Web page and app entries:
++++++++++
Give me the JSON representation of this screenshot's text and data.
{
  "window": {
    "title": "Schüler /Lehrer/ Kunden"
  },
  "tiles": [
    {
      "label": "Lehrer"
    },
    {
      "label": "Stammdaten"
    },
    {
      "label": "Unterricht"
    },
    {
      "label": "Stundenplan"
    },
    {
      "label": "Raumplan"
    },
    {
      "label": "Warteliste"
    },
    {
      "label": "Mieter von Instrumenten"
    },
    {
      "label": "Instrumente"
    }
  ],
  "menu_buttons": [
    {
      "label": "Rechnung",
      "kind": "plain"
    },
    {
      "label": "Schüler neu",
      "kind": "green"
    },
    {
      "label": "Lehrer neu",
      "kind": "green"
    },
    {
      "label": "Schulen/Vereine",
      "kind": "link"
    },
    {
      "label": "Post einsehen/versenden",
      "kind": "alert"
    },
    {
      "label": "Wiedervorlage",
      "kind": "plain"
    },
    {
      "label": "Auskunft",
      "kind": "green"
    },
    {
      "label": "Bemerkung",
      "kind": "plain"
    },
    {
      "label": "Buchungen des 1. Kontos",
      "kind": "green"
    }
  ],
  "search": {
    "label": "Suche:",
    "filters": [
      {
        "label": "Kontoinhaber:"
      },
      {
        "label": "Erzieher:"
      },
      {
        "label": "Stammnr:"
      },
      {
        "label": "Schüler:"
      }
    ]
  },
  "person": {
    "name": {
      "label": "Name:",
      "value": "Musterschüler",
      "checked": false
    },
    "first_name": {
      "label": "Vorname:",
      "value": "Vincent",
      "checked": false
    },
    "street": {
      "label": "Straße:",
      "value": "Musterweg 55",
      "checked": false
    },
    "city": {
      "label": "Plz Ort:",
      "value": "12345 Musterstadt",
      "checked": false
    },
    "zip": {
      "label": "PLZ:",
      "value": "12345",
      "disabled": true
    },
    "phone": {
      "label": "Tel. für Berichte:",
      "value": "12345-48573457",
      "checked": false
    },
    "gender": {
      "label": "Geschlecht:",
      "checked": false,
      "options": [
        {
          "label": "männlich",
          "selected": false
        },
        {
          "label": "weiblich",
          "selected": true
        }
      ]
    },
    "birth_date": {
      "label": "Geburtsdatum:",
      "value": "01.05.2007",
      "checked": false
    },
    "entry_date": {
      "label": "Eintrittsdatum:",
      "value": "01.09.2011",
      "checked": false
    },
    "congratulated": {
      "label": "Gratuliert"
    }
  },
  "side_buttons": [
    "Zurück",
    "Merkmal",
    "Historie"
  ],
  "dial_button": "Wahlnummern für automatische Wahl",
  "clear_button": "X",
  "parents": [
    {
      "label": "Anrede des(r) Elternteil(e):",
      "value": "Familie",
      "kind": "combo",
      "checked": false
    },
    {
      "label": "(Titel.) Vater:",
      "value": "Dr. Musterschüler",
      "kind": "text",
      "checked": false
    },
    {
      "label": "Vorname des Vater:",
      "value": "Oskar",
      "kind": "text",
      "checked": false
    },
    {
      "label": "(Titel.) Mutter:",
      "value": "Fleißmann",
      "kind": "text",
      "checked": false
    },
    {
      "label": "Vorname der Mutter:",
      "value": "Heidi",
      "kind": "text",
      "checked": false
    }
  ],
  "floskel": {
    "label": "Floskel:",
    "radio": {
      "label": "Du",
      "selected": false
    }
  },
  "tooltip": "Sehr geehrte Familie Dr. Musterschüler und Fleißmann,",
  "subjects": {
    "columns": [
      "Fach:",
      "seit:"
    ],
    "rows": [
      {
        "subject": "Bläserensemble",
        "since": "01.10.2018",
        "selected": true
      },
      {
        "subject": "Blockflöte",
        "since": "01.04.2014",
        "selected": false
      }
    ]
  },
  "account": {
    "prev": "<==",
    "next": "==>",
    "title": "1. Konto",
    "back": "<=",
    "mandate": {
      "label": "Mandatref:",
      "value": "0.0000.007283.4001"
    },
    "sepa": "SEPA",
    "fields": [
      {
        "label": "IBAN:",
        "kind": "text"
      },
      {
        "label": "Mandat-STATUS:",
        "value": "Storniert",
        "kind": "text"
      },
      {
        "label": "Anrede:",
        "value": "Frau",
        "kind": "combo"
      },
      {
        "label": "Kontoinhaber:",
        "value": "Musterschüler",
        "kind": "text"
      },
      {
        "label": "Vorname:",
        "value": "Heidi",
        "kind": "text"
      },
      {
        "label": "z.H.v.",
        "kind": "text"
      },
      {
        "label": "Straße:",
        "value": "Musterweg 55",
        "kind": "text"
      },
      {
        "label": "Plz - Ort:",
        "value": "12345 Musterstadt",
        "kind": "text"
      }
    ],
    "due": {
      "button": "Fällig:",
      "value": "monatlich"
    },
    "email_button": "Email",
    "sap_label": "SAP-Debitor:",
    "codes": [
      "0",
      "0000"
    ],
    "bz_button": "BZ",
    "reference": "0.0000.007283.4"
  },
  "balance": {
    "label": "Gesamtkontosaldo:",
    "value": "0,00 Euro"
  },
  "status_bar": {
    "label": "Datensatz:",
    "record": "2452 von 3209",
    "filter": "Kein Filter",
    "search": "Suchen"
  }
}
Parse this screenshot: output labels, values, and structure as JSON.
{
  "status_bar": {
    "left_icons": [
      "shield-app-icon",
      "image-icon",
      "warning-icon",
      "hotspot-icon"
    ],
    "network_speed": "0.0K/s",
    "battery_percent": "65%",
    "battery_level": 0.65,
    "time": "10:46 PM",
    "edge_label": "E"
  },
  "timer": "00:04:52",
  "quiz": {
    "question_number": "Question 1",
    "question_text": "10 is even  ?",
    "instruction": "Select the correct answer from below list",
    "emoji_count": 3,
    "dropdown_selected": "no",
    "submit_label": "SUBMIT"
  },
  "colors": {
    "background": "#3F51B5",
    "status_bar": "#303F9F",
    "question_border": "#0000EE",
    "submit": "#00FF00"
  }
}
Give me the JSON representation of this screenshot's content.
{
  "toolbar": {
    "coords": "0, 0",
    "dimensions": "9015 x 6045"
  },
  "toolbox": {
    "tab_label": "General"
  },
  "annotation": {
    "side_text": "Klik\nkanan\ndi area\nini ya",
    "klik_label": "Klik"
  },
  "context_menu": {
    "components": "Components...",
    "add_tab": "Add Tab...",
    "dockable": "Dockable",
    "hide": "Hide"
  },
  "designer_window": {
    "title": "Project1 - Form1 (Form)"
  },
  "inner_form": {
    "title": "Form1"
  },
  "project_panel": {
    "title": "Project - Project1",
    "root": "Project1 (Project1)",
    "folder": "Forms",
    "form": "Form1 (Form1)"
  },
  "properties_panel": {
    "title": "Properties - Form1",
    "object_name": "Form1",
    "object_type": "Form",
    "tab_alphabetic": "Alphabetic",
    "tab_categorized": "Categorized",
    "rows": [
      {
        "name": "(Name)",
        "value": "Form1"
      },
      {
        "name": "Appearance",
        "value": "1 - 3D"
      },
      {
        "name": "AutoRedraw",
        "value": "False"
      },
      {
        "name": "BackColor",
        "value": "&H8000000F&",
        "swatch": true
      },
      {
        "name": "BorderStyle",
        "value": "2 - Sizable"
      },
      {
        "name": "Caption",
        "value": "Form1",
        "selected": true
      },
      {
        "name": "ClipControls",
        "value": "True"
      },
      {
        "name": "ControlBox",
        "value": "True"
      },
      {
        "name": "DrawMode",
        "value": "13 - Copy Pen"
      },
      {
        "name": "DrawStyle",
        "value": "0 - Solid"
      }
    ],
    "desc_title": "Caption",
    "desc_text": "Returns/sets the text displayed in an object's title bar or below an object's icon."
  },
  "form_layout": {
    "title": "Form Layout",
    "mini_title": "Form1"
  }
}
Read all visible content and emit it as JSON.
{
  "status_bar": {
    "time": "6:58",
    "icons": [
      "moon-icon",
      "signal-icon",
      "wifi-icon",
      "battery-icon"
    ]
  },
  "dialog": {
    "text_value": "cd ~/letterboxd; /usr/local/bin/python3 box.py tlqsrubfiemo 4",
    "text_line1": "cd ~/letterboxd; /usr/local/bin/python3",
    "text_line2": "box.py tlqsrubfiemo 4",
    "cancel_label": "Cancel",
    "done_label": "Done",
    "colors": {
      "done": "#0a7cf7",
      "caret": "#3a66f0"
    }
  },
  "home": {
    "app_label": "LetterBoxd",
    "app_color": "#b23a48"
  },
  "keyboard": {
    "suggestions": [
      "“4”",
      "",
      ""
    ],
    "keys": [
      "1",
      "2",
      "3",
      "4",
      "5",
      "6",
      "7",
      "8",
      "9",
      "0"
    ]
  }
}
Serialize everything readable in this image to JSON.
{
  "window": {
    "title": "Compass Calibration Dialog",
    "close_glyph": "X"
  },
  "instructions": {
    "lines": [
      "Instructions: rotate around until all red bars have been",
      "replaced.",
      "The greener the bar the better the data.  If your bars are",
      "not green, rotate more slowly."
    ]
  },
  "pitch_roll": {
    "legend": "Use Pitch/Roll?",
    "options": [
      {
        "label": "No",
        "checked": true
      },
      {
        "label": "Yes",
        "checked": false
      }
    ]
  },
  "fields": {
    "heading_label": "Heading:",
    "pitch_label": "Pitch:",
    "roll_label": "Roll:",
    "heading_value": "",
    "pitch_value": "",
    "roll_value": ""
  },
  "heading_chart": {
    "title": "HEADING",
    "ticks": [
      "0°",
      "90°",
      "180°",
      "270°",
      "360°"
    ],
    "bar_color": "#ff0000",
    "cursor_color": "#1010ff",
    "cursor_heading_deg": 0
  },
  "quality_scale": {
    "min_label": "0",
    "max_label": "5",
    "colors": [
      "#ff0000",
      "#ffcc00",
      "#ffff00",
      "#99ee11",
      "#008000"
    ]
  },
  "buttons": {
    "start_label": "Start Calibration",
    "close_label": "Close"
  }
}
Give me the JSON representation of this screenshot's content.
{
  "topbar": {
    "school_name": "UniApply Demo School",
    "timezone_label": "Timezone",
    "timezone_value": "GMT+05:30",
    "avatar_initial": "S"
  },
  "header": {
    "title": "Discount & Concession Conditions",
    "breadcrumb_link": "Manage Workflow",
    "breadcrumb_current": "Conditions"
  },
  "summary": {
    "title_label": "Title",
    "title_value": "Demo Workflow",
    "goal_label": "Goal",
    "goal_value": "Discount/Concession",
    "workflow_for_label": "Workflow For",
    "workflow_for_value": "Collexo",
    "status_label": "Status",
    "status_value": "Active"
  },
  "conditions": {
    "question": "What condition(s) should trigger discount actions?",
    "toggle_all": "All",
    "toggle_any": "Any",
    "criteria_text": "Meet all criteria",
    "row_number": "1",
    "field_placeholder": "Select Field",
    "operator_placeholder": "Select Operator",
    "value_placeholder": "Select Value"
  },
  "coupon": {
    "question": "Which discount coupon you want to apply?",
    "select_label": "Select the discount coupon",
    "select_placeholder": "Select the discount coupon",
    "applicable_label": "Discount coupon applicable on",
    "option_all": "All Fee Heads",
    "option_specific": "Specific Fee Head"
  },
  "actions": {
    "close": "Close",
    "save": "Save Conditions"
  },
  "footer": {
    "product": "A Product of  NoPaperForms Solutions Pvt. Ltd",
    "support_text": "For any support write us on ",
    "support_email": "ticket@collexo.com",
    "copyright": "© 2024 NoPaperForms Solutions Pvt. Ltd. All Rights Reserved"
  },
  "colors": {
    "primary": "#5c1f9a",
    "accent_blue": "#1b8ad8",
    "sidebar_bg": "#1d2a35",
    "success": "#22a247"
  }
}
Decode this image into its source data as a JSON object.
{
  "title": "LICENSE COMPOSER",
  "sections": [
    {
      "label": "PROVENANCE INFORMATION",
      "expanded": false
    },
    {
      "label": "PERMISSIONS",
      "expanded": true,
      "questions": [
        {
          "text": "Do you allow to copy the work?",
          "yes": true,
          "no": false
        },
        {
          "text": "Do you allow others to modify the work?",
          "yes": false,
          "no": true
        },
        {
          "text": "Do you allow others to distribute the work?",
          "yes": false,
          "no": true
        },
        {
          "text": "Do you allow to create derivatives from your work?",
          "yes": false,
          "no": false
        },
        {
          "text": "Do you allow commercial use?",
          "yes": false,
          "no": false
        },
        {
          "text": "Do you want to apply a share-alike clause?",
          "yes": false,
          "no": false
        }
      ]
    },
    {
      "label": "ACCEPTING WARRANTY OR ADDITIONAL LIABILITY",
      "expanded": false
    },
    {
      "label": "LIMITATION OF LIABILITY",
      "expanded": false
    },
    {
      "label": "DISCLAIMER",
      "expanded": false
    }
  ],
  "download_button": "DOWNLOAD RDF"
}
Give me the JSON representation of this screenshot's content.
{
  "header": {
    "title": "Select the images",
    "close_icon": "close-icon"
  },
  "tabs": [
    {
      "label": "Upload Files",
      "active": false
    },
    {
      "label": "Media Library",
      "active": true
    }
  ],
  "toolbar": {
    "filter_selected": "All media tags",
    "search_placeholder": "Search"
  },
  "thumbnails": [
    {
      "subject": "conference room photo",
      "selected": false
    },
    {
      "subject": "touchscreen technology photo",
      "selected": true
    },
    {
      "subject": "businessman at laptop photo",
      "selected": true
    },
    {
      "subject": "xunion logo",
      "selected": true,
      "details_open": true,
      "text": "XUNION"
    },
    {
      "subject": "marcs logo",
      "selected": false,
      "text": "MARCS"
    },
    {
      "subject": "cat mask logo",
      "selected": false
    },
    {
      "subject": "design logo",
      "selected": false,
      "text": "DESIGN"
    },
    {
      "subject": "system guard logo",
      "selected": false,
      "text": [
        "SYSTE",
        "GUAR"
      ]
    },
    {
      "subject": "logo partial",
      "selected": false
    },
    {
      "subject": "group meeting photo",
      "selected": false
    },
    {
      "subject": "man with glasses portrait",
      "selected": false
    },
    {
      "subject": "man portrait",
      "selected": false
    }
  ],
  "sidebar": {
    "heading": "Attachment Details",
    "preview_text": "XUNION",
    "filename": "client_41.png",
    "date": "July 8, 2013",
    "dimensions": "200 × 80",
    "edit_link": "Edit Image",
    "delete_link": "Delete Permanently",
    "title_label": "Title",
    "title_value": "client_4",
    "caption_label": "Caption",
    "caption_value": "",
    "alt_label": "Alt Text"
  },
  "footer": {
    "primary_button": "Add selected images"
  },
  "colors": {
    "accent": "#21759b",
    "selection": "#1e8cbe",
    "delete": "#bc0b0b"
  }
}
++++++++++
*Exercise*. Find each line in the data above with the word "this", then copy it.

*Expected answer*.
Give me the JSON representation of this screenshot's text and data.
Parse this screenshot: output labels, values, and structure as JSON.
Give me the JSON representation of this screenshot's content.
Serialize everything readable in this image to JSON.
Give me the JSON representation of this screenshot's content.
Decode this image into its source data as a JSON object.
Give me the JSON representation of this screenshot's content.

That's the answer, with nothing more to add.